Voluntary redundancies and AI could help Watford Borough Council balance its budget for 2024/25.

The Hertfordshire authority has plans to raise council tax, introduce artificial intelligence (AI) in the customer services department and cease the out-of-hours stray dog service, in an effort to balance the books.

Finance chiefs underestimated how much the council would spend in the current 2023/24 financial year when they set the budget in winter last year.

They will bust the original £14.96 million net day-to-day services budget by £3.34m when the financial year ends in April, according to a forecast.

“There is a general uncertain economic environment,” said Councillor Mark Watkin (LD, Nascot), who introduced the 2024/25 budget to his cabinet colleagues at a meeting on Monday, January 15.

He said “very hardworking staff” are being asked to consider voluntary redundancies.

“This is not the place we would like to be in,” Cllr Watkin added.

“We hope we may not need to go to compulsory redundancies.”

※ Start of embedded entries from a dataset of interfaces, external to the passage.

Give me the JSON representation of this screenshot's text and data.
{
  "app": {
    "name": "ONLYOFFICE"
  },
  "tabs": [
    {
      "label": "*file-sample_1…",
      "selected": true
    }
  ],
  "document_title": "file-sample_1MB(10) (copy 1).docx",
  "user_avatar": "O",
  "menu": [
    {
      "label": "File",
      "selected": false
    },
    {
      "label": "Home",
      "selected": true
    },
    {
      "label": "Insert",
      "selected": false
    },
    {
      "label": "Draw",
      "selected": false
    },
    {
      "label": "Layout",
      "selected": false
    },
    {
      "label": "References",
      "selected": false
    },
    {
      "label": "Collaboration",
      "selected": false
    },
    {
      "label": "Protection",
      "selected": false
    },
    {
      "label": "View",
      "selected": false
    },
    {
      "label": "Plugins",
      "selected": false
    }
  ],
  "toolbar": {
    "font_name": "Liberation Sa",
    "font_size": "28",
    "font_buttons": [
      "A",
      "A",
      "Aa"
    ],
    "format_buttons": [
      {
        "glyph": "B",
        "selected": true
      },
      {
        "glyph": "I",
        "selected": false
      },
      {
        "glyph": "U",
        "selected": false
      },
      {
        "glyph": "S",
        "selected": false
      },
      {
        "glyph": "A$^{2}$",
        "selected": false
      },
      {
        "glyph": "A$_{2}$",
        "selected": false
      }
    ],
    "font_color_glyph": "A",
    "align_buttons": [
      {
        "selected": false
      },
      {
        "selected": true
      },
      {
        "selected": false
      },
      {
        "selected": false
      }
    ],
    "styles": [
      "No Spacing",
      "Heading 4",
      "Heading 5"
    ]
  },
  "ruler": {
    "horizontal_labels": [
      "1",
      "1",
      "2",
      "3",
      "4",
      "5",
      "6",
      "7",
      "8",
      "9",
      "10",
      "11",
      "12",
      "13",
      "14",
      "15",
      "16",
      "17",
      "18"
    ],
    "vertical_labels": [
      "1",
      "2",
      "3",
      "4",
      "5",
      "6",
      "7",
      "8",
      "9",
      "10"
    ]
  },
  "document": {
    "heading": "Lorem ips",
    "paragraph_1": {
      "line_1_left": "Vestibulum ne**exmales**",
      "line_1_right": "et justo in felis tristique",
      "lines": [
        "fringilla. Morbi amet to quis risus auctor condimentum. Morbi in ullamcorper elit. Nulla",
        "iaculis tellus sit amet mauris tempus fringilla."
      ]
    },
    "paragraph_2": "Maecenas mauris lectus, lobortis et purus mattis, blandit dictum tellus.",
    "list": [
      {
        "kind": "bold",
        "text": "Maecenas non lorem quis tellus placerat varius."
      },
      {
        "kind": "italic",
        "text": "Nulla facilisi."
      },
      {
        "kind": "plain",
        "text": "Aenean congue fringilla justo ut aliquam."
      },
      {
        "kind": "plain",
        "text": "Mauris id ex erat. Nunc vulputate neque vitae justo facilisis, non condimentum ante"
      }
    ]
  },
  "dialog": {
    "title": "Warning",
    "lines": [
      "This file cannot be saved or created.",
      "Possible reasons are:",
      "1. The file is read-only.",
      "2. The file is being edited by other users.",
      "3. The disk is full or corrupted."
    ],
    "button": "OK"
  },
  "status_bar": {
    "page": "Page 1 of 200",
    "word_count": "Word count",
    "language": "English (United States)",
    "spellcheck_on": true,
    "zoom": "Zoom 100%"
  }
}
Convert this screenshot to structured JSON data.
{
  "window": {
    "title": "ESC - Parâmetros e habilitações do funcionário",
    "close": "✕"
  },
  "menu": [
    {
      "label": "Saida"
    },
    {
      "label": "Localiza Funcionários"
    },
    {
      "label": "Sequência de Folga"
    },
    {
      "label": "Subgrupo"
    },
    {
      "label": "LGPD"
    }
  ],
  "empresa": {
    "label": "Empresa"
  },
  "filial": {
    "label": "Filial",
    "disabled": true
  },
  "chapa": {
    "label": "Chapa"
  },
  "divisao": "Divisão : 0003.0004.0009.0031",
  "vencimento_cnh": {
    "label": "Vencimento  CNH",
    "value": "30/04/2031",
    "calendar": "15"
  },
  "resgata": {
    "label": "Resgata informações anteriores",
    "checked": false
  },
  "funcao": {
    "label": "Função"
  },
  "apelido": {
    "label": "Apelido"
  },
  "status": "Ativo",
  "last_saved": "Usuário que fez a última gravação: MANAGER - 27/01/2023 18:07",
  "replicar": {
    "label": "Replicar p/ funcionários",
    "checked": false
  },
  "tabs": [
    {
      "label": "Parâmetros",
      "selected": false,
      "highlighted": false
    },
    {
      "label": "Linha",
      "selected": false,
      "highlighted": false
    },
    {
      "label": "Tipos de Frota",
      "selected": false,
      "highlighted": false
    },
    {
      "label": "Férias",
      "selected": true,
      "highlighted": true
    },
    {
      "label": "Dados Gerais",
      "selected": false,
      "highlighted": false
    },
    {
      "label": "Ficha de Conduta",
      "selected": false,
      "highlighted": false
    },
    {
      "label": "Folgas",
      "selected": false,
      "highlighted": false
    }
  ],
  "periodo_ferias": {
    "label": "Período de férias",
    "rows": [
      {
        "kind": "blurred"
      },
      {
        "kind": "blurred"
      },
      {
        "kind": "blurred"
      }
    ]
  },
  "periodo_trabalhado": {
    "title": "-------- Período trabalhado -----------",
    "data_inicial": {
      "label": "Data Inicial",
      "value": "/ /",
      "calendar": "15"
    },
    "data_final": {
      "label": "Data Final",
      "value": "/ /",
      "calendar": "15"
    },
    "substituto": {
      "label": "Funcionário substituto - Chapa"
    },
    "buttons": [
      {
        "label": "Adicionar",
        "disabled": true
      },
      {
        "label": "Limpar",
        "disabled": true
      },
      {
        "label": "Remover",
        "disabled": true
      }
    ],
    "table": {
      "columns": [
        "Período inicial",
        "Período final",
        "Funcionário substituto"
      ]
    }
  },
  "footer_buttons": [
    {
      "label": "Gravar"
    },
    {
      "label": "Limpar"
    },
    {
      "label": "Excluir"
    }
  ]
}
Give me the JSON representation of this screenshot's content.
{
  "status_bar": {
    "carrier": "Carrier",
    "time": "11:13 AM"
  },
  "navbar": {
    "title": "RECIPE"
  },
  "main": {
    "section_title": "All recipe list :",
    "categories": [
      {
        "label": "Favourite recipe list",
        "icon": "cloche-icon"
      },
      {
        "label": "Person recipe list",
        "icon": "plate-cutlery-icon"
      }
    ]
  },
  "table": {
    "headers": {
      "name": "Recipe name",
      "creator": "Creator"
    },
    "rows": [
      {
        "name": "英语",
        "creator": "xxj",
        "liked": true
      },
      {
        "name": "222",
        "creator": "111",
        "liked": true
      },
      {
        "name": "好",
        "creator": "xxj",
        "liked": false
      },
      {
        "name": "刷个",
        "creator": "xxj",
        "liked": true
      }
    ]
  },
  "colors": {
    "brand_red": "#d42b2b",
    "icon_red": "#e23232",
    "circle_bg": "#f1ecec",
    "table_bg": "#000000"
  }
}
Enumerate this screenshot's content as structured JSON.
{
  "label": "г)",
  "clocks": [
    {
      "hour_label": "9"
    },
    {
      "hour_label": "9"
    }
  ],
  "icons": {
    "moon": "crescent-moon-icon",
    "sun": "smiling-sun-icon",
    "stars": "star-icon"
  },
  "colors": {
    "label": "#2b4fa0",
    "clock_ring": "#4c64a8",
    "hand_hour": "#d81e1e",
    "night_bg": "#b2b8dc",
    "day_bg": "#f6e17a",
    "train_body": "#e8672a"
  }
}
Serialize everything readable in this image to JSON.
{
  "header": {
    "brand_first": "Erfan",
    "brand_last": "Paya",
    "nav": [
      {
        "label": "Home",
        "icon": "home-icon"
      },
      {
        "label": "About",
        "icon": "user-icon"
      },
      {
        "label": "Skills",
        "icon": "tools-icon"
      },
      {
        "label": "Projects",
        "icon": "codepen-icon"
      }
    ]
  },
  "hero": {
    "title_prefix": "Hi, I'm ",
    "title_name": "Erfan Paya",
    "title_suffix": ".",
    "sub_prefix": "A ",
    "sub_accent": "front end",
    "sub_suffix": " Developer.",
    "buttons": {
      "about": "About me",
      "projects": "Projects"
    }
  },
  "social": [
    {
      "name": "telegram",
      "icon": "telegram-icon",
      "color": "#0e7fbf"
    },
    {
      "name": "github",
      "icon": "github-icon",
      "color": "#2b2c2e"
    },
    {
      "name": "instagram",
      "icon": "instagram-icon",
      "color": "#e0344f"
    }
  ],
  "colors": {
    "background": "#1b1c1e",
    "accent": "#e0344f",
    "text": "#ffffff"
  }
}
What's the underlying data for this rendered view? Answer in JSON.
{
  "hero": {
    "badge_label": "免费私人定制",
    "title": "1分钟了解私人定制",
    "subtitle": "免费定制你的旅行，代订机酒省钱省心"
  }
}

Draft budget documents reveal the authority would like to raise its share of council tax by 2.99 per cent – the maximum it can without holding a referendum.

It means residents in “average” band D properties will put £299.55 towards borough council services in 2024/25.

In a list of savings, the authority has proposed reducing the number of customer service staff by one full-time equivalent post and introducing new technology such as a webchat or AI system.

The process would save £24,000 per year in 2025/26 onwards.

Ending the out-of-hours stray dog service would save £15,000 per year.

A new planting scheme involving shrubs rather than seasonal bedding could save £12,000 each year, and a reduction in flower towers and hanging baskets would reduce costs by a further £9,000.

Bus shelter advertisements could bring in £77,000 per year from 2025/26, the draft notes.

Commercial income, including from Watford Business Park, could add £800,000 to council budgets each year in the medium term.

“We are facing our greatest financial challenge yet and we are facing that now,” Cllr Watkin said.

He said the budget was set against a backdrop of local authorities filing section 114 notices, which means their budgets are unbalanced and they must halt non-essential spending – including borough councils along the M25 motorway covering Woking, Surrey and Thurrock, Essex.

“That is not the case in Watford,” he added.

According to meeting papers, the overspend in 2023/24 will be met using reserves including an economic impact reserve, plus a fees and charges rise which came into force earlier in January.